What an interesting perspective--thank you for your thoughts. I also think many of the laws are cut-throat; however, they offer the less cut-throat among us lessons in what power-hungry people will resort to to get what they want. I find it especially interesting to note how celebrities regularly apply these principles to direct their image/career.

colored one said...

I've enjoyed reading your view on the 48 laws book. I myself have not read it yet. I was unsure whether or not to waste my money on it or check it out the library. I think I just might be going to the library instead. love your blog

Black Artemis said...

Kiastar, thank you for the James Allen recommendation. I had never heard of it unitl you mentioned it. I'll check it out.

Black Artemis said...

Nemesis/T, as you continue to read the book with this perspective in mind, I hope you'll share your final assessment of it. I'm thinking of organizing some kind of project where we as a communithy can not only cull our history for examples of how these "laws" have been used to dominate and destroy, but also to create some of our own laws or principles to counter them. After all, if this is how oppression functions, then by what principles or laws should we live by in order to not be defeated by it?

Black Artemis said...

Colored One, I'm glad you enjoy reading my blog and hope you'll continue share your views on what I've written. I would say that, yes, people should read this book with this perspective in mind, but, no, do not line this man's pockets, LOL! Borrow it from the library. When I was in college, I had to read "Leviathan" by Thomas Hobbes and "The Prince" by Niccolo Miachiavelli, and this is just a modern-day rehash of the same oppressive philosophy. This is the kind of thinking that leads to facsism, nihilism, despotism. . . just pick your "ism!" One of the assumptions driving all these "laws" is Darwinism. No way can you believe that we are all created equal and live like this. And we all know the role that Darwinist thinking played in the oppression of Black people. This is why it breaks my heart that so many Black men are subscribing to it without a second, critical thought.

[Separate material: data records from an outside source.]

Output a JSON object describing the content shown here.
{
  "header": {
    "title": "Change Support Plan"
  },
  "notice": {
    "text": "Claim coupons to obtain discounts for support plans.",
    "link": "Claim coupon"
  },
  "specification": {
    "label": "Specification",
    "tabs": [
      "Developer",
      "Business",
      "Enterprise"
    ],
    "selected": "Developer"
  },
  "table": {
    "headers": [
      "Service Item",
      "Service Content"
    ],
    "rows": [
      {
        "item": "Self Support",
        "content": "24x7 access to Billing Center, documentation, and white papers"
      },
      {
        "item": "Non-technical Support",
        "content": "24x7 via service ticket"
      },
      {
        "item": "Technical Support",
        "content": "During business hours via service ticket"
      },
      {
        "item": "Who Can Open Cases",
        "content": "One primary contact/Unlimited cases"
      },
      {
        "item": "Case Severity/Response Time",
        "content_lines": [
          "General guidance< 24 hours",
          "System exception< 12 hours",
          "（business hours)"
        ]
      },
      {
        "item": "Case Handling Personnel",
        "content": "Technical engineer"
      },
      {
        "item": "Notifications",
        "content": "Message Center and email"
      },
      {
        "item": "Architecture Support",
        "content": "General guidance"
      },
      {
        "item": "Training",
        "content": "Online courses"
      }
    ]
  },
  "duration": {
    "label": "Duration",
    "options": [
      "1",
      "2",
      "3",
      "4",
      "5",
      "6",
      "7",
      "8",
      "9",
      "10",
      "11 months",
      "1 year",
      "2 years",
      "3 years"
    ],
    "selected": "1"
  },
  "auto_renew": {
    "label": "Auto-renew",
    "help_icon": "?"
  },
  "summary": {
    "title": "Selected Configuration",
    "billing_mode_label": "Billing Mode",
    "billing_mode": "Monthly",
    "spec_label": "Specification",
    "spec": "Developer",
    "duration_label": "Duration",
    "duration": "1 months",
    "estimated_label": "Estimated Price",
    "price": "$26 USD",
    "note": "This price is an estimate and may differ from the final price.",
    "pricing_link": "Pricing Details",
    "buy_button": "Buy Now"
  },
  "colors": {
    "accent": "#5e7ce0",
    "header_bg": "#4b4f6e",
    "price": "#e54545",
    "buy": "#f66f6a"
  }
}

Black Artemis said...

Anonymous, if you think celebrities are bad in their quest to live according to these laws, imagine the heads of states!

benjamin said...

I completely understand how one could be ethically turned off by this book. It should be noted that the book isn't an ethical treatise but is rather a book about what WORKS in terms of acquiring power. To completely follow the 48 laws is truly to be a bastard. It is, however, undoubtedly the mindset that many successful people have used to get where they are and I definitely feel that it is helpful as a means of protecting one's self. Knowing the mindset of the enemy is extremely helpful when arming against him.

This book CAN be helpful. Just becaue Jaz-Z and Kanye choose to use it as an explicit guide to governing their business behavior doesn't mean that the book is without worth.

Black Artemis said...

Thanks for sharing your perspective, Benjamin, and I hear what you're getting at. In fact, I think we ultimately agree. In writing this blog, I wanted to challenge folks to think that there are other ways to acquire power that do not require having power OVER others. We can have power WITH them. But in order to stand a chance, we must understand exactly how the Power Over folks think.